[Data items]
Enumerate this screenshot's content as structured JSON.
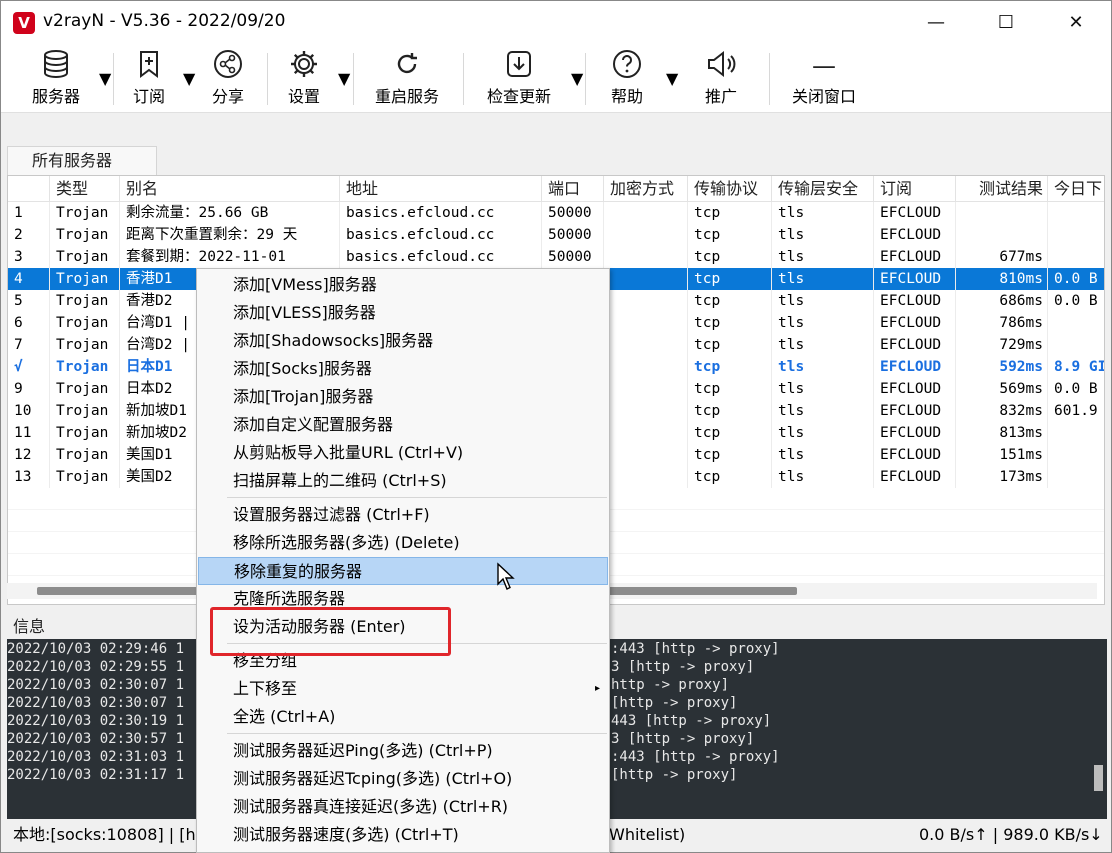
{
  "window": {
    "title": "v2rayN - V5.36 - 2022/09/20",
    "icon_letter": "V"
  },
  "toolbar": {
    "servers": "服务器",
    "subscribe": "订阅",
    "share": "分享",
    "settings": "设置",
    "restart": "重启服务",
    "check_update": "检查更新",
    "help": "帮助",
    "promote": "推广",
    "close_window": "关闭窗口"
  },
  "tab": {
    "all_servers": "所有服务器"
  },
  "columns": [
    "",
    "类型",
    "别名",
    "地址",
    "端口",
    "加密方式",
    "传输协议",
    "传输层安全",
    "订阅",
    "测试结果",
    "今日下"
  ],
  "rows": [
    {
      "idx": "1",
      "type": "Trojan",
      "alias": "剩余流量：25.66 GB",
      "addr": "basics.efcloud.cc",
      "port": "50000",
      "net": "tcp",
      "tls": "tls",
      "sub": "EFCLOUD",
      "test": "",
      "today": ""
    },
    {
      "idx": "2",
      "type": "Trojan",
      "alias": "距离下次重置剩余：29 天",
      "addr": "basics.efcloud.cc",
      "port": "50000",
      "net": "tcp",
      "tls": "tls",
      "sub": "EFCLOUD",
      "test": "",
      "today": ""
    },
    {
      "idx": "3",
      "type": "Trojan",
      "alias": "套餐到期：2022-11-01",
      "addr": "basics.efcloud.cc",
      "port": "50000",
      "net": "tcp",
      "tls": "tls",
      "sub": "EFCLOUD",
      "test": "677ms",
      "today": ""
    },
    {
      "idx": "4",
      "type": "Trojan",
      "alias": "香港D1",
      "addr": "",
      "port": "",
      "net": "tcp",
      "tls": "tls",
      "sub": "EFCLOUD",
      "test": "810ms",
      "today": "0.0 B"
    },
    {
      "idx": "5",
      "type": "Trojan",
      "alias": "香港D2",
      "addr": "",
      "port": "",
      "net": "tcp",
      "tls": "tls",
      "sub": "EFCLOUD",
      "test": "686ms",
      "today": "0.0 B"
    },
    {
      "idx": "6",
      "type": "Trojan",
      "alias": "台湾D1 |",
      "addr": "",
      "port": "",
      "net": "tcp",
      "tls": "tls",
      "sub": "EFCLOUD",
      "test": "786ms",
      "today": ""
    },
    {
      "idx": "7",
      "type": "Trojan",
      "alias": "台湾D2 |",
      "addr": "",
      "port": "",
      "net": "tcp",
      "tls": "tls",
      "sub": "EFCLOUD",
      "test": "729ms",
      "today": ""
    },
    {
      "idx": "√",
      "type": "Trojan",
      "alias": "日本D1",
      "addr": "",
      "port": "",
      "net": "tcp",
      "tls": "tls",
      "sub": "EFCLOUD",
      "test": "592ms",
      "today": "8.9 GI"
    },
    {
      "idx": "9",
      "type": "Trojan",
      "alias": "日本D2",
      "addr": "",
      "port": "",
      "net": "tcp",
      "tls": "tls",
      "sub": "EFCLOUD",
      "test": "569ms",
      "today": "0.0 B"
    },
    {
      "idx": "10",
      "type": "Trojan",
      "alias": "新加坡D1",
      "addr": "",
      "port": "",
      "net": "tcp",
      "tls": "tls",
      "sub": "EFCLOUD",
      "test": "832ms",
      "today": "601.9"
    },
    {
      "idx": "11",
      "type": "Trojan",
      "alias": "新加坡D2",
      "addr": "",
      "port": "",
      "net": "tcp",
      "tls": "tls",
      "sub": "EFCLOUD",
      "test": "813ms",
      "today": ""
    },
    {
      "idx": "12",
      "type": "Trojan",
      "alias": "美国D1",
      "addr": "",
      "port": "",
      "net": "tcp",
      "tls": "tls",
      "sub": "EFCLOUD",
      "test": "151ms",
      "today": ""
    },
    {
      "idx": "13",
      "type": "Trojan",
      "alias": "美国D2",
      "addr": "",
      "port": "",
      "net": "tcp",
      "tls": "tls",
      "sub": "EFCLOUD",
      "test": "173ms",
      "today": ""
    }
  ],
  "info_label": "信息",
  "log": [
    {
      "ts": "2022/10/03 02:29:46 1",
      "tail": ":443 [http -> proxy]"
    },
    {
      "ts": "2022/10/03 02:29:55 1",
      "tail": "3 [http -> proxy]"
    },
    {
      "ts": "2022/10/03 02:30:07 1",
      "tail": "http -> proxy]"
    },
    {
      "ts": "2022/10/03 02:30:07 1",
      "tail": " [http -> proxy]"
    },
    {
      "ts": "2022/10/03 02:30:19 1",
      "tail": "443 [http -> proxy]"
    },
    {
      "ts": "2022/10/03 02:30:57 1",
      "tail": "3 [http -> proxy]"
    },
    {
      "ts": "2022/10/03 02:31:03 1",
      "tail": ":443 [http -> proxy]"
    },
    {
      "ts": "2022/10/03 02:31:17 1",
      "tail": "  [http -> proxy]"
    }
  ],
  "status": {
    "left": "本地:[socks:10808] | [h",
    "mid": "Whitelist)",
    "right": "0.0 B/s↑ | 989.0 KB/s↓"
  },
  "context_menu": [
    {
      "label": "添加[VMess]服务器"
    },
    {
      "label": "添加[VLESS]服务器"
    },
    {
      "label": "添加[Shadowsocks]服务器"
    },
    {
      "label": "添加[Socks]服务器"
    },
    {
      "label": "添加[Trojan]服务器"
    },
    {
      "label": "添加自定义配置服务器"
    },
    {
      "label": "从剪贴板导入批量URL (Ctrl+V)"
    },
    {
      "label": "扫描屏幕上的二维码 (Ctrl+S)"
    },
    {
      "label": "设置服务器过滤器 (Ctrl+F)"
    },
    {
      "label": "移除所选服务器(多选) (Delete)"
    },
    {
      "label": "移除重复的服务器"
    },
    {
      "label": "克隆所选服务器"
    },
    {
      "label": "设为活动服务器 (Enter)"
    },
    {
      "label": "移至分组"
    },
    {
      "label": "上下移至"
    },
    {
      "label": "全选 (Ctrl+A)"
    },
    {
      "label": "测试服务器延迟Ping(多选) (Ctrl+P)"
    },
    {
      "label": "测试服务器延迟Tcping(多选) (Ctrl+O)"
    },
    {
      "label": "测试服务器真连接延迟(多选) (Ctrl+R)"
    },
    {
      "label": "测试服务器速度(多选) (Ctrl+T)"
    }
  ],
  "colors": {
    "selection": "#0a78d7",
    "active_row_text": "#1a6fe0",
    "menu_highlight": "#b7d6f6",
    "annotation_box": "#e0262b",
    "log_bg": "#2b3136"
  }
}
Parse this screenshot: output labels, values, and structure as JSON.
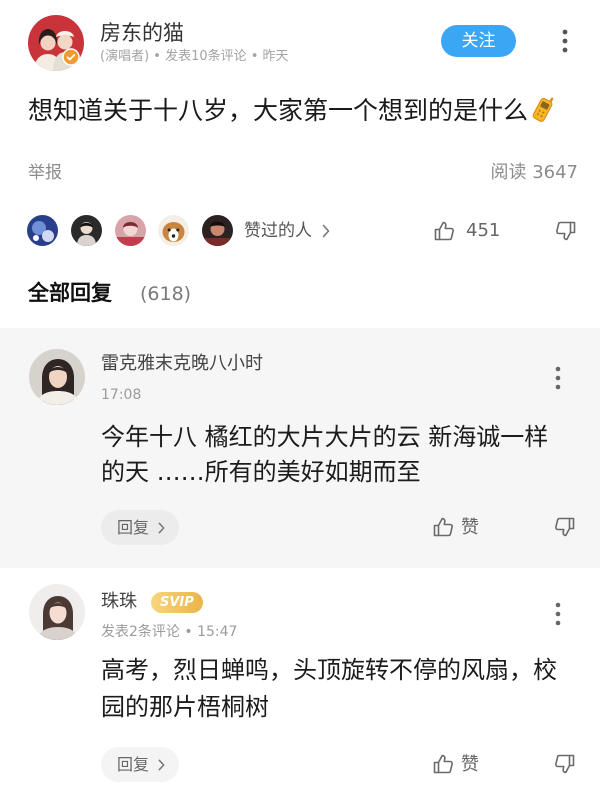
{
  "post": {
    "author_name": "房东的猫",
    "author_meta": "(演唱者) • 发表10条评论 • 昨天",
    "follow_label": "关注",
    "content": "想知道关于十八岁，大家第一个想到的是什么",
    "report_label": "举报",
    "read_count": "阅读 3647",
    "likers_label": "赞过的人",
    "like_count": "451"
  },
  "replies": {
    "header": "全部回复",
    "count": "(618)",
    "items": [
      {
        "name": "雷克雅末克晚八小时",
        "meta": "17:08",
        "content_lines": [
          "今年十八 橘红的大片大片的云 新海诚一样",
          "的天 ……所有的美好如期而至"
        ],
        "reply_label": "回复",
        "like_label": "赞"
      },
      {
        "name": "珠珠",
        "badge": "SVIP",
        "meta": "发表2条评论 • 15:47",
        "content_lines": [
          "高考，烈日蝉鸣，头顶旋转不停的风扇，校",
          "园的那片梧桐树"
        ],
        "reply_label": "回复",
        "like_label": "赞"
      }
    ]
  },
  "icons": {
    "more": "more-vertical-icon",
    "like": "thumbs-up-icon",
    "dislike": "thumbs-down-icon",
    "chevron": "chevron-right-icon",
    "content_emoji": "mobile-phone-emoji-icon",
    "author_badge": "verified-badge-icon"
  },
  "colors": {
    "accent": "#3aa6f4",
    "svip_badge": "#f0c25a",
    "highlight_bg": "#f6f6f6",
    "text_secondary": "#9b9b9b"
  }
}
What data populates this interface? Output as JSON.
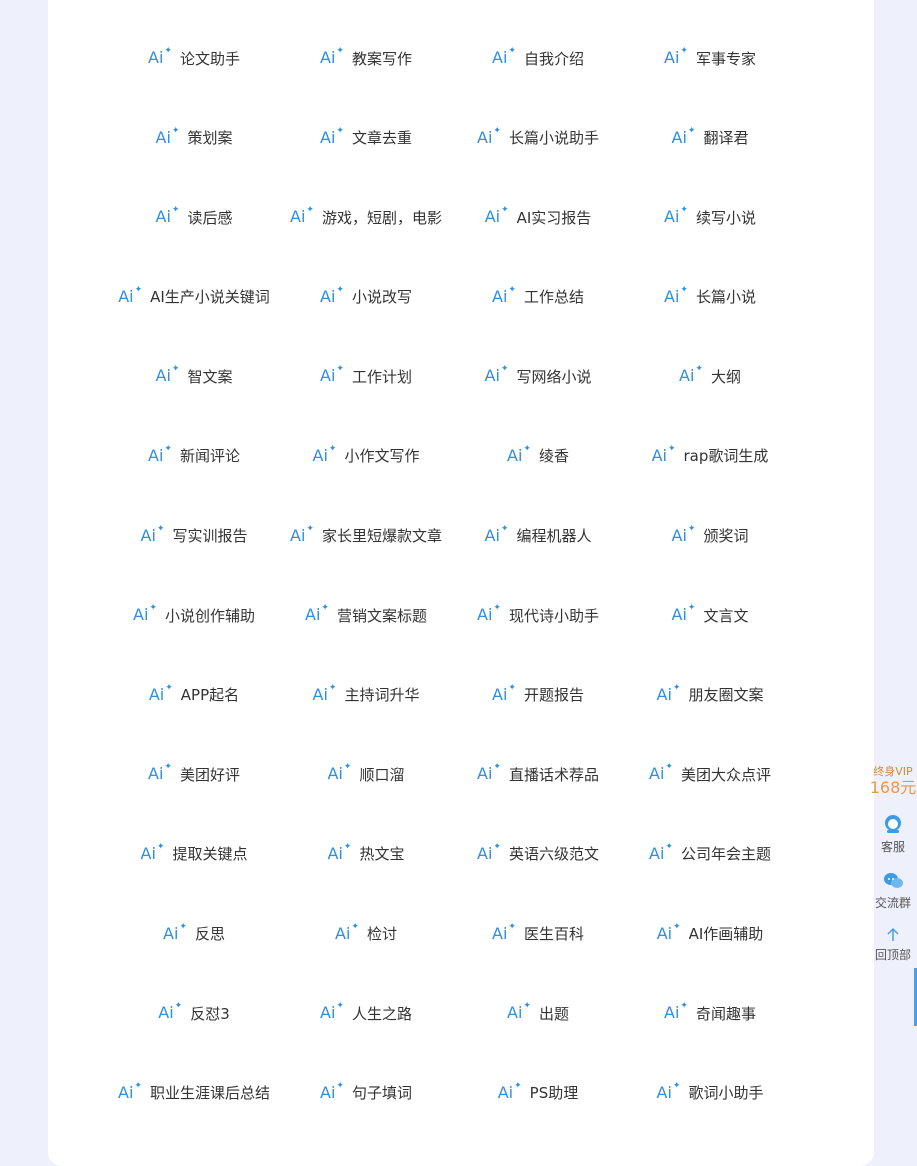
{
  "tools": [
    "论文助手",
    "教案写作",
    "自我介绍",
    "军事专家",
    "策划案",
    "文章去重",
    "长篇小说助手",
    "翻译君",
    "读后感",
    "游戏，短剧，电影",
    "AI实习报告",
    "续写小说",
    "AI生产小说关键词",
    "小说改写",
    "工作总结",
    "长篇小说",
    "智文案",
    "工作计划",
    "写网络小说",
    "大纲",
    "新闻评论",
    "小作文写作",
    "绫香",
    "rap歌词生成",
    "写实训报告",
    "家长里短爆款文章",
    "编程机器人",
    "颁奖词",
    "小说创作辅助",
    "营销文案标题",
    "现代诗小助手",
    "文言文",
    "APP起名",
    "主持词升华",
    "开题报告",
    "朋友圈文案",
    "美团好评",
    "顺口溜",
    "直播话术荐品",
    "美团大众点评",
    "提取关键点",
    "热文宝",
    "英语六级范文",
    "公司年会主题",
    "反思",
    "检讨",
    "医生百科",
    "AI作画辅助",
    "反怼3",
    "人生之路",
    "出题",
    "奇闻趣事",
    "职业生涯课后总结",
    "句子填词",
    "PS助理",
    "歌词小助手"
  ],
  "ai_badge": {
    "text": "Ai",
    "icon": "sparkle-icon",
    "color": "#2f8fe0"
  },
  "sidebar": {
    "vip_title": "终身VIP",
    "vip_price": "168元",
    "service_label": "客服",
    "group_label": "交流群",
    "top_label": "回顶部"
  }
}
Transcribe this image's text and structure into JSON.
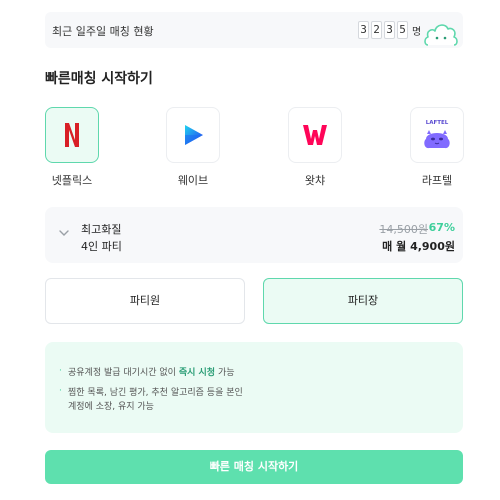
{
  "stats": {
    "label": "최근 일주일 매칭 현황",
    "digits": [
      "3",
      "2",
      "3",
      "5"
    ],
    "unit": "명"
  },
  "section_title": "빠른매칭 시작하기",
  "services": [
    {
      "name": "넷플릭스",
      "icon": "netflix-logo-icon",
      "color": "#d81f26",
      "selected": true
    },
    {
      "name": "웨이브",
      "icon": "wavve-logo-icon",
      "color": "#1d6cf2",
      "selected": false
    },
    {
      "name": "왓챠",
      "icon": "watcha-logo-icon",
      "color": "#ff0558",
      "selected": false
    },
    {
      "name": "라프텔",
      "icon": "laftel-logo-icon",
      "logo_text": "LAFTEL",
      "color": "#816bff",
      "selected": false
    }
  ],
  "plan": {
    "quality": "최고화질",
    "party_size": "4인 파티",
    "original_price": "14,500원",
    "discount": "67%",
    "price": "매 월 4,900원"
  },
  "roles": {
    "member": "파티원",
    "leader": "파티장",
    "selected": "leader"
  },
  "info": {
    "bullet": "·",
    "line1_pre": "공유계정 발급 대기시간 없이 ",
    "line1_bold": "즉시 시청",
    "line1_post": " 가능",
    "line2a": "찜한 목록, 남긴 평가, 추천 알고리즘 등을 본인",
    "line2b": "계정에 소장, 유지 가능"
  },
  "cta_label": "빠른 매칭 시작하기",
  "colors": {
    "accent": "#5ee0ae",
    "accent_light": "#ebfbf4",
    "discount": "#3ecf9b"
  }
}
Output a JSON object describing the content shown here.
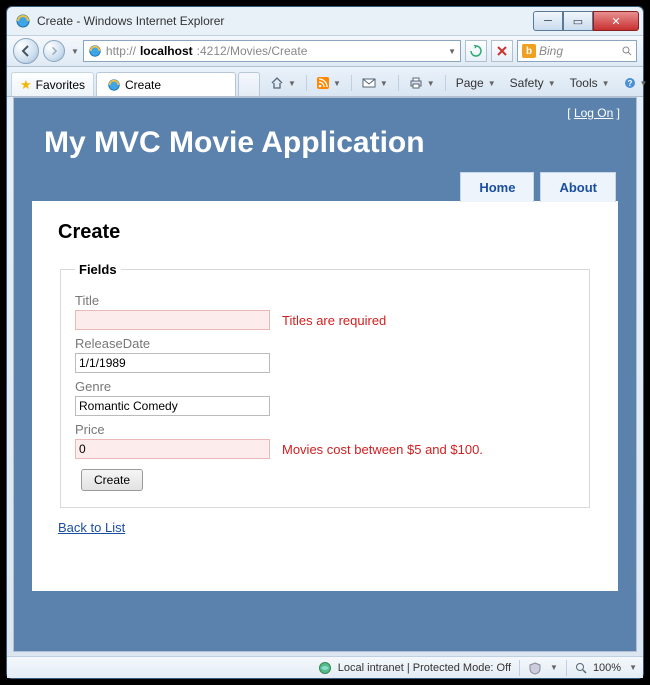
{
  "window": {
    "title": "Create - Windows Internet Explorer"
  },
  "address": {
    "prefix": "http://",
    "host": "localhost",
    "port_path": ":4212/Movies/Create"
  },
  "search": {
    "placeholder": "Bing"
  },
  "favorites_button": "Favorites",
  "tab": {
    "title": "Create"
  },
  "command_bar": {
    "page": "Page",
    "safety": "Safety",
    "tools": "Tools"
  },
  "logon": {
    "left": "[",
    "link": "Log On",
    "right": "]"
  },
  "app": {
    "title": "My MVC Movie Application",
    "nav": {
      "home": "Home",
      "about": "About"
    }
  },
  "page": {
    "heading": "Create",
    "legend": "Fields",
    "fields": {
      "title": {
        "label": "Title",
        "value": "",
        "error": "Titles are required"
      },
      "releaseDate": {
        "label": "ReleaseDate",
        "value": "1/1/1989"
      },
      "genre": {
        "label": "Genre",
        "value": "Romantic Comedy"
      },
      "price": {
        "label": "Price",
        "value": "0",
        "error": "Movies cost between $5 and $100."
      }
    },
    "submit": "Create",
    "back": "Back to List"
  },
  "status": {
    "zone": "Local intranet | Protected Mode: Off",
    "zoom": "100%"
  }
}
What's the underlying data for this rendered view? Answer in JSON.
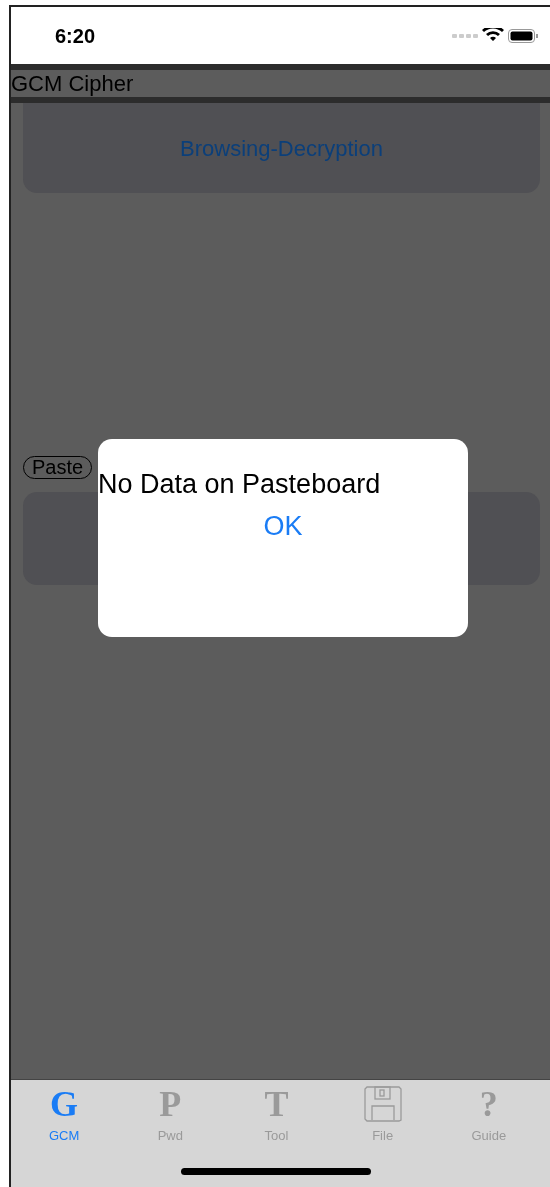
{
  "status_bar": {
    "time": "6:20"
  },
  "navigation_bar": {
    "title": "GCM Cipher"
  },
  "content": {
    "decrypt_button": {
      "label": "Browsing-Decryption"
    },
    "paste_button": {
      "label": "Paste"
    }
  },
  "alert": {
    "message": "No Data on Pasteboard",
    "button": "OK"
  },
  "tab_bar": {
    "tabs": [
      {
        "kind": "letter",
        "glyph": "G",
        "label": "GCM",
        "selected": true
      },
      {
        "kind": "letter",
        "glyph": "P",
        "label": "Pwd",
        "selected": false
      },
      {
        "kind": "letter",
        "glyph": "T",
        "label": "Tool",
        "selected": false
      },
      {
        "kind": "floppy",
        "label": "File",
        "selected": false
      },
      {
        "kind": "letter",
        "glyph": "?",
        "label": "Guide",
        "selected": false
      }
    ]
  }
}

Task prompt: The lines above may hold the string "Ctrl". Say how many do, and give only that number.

Task response: 8